Petitioner argues that the instruction was warranted because the jury could infer the existence of the video based on the fact that Giant had security cameras mounted in the area where the injury occurred. We remain unpersuaded. Were we to accept Petitioner’s argument, the jury would be required to draw a preliminary inference as to the existence of the evidence before it could draw an inference as to a party’s destruction or failure to produce that evidence. Requiring the jury to make that preliminary inference is not supported by the language of the jury instruction or by the principles embodied in the “missing evidence” rule. Again, the purpose of the instruction is to permit the jury to draw inferences about missing evidence, not to require the jury to speculate as to whether the evidence existed in the first place.
The intermediate appellate court was more colorful, stating that “the cameras are, at most, deer tracks in the snow, but they are not necessarily tracks of a particular deer – in this case, a video of the incident.” Webb, 2021 WL 733828 at *12.
The Court, however, suggested that the plaintiff could have argued to the jury that evidence was missing:
[T]here is an important distinction between a trial court instructing the jury on spoliation and a trial court allowing a party to argue spoliation during closing argument. In a jury instruction, the inference is communicated to the jury by the trial judge, which may result in the jury giving the inference undue weight. Such a result is much less likely in the context of an argument by counsel, as opposing counsel is provided the opportunity to respond and the jury is instructed that counsels’ arguments do not constitute evidence. Thus, it may be perfectly reasonable for a court to refuse a spoliation instruction, but allow the parties to argue the point during closing argument. [emphasis added].

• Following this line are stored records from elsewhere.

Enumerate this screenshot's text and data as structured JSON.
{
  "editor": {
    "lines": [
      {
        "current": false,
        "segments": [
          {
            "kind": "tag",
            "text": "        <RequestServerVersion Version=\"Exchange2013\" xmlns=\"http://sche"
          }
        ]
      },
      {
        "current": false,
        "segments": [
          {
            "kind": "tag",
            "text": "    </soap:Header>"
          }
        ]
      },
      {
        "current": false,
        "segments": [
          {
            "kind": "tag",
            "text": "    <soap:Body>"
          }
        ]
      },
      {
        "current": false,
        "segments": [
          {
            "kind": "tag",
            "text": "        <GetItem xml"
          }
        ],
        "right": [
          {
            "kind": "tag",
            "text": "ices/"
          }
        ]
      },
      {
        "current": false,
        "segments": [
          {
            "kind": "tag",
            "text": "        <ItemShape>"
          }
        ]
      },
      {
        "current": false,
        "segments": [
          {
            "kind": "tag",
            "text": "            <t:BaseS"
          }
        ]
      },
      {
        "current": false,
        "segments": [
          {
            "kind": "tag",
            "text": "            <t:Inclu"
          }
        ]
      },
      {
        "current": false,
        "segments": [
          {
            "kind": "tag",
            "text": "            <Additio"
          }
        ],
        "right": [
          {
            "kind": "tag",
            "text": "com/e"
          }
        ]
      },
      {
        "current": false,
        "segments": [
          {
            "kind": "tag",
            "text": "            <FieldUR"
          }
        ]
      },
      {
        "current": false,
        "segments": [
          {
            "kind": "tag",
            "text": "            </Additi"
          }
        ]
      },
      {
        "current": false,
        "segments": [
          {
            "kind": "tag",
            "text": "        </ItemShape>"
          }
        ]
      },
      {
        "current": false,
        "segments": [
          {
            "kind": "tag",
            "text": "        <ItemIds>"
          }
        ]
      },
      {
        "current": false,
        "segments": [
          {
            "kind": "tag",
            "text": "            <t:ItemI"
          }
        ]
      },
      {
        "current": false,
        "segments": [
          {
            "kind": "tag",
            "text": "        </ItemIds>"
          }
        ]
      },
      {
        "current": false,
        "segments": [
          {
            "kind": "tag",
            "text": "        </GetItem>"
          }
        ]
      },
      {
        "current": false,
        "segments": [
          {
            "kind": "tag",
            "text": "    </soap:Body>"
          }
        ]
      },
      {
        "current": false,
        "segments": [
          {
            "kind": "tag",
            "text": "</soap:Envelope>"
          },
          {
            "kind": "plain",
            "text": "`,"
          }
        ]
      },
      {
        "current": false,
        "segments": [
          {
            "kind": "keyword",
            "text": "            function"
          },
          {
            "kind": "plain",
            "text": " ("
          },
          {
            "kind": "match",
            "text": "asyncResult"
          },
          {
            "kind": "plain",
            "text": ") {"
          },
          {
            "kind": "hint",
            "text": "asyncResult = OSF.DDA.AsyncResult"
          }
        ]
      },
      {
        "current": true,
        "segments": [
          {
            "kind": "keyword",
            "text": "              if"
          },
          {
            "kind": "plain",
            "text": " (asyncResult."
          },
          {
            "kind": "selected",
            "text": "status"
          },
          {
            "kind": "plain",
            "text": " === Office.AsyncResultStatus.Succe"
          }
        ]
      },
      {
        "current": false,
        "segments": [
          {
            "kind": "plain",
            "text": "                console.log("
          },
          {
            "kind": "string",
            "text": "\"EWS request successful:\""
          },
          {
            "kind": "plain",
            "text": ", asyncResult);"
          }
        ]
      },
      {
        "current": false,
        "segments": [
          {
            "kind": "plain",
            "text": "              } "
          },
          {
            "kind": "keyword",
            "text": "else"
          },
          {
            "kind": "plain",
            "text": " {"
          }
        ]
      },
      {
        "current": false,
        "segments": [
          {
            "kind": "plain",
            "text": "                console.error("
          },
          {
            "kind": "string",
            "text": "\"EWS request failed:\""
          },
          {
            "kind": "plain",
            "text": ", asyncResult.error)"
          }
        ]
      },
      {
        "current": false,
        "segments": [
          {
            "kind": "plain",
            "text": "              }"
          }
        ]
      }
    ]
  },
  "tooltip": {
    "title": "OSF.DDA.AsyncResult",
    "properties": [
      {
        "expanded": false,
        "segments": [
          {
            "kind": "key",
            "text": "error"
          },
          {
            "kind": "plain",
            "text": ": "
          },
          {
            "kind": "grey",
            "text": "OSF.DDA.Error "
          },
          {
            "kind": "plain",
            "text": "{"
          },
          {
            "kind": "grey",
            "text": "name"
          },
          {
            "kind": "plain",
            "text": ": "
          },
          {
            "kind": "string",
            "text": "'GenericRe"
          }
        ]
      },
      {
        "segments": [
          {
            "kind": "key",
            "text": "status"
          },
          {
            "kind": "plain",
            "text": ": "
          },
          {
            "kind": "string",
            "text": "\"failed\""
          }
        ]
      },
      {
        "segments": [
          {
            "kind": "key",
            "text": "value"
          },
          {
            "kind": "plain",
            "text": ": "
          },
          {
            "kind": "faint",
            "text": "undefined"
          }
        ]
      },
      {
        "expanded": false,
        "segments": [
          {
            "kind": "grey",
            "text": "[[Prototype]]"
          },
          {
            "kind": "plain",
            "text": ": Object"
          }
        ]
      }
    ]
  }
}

However, the instruction in Webb was deemed to be prejudicial:
Finally, we agree with the Court of Special Appeals’s conclusion that the spoliation instruction was prejudicial. The instruction was misleading and required the jury to speculate about the existence of potentially damning evidence. The instruction also invited the jury to speculate about the applicability of a legal principle – the inference to be drawn from the destruction or concealment of evidence – regarding evidence that was never shown to exist in the first place. And, although the instruction did not mention specifically the video or Giant, Petitioner’s counsel shone a spotlight on that point during closing. Counsel told the jury to “pay close attention to” the spoliation instruction, suggesting that Giant was lying about the existence of the video because “[t]here’s almost always video footage.” Plaintiff’s counsel argued that such a video “would probably corroborate and be consistent with Ms. Webb’s description” of the incident. Plaintiff’s counsel concluded by arguing that “we don’t have it and that benefits them.”

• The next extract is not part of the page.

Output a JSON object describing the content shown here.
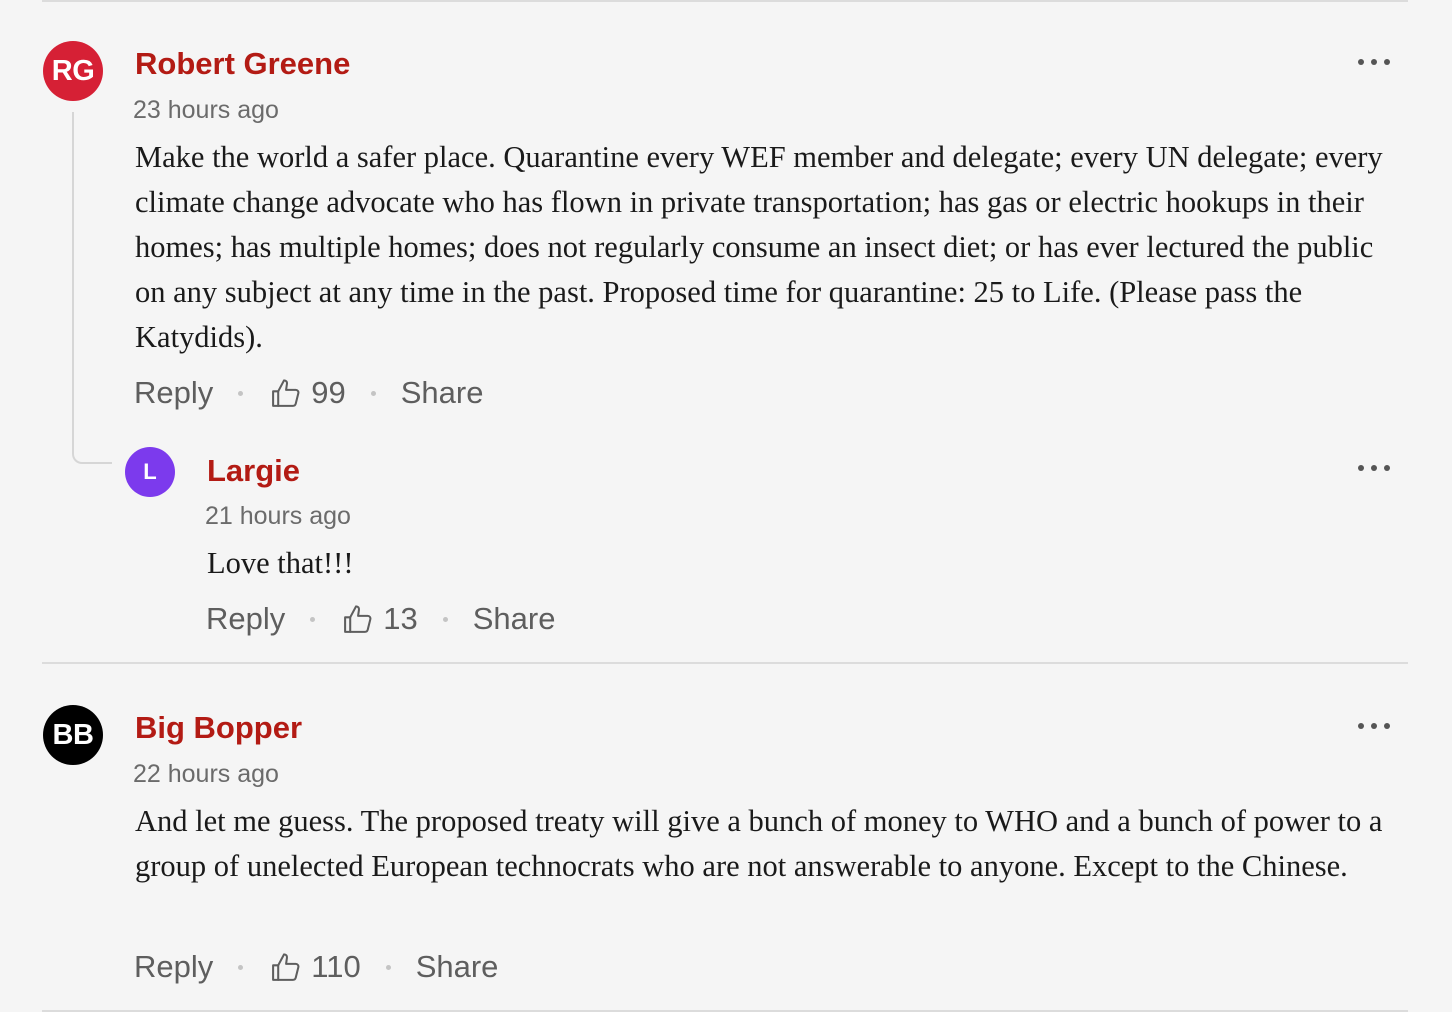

There is a robust body of case law on video evidence in personal injury cases brought by shoppers. On some facts, it has been sanctionable. Maryland’s High Court Affirms Sanction for Spoliation of Video Evidence – E-Discovery LLC (ediscoveryllc.com) On others, it has not. Maryland’s Intermediate Court Affirms Denial of Sanction for Spoliation of Video Evidence – E-Discovery LLC (ediscoveryllc.com) The doctrine is sometimes confusing. I discussed the intermediate opinion in Webb in: Maryland’s Confusing Spoliation Doctrine – E-Discovery LLC (ediscoveryllc.com)

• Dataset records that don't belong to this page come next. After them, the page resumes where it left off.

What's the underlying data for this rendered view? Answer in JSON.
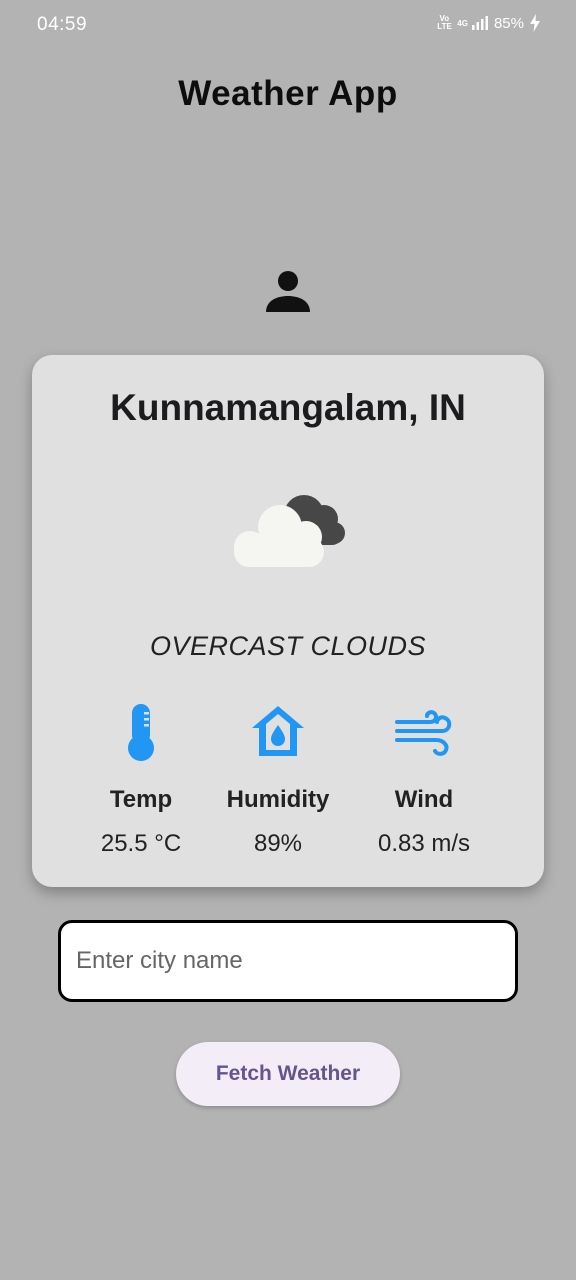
{
  "status_bar": {
    "time": "04:59",
    "volte": "Vo LTE",
    "network": "4G",
    "battery": "85%",
    "icons": [
      "volte-icon",
      "signal-icon",
      "battery-charging-icon"
    ]
  },
  "app": {
    "title": "Weather App"
  },
  "weather": {
    "city": "Kunnamangalam, IN",
    "description": "OVERCAST CLOUDS",
    "icon": "overcast-clouds-icon",
    "stats": {
      "temp": {
        "label": "Temp",
        "value": "25.5 °C",
        "icon": "thermometer-icon"
      },
      "humidity": {
        "label": "Humidity",
        "value": "89%",
        "icon": "humidity-house-icon"
      },
      "wind": {
        "label": "Wind",
        "value": "0.83 m/s",
        "icon": "wind-icon"
      }
    }
  },
  "search": {
    "placeholder": "Enter city name",
    "value": ""
  },
  "actions": {
    "fetch_label": "Fetch Weather"
  },
  "colors": {
    "background": "#b3b3b3",
    "card": "#e0e0e0",
    "accent_icon": "#2196f3",
    "button_bg": "#f3edf7",
    "button_text": "#65558f"
  }
}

Maryland courts have held that the absence of records does not equate to failure to preserve, absent more evidence. E.g., M. Berman and A. Shelton, “The Common-Law Duty to Preserve,” in M. Berman, et al., eds., “Electronically Stored Information in Maryland Courts” (Md. State Bar Ass’n. 2020), 159 discussing Solesky v. Tracey, No. 03- C-08-003489, 2009 WL 8606518 (Md. Cir. Ct. Balt. Co. May 29, 2009) (Fader, J.).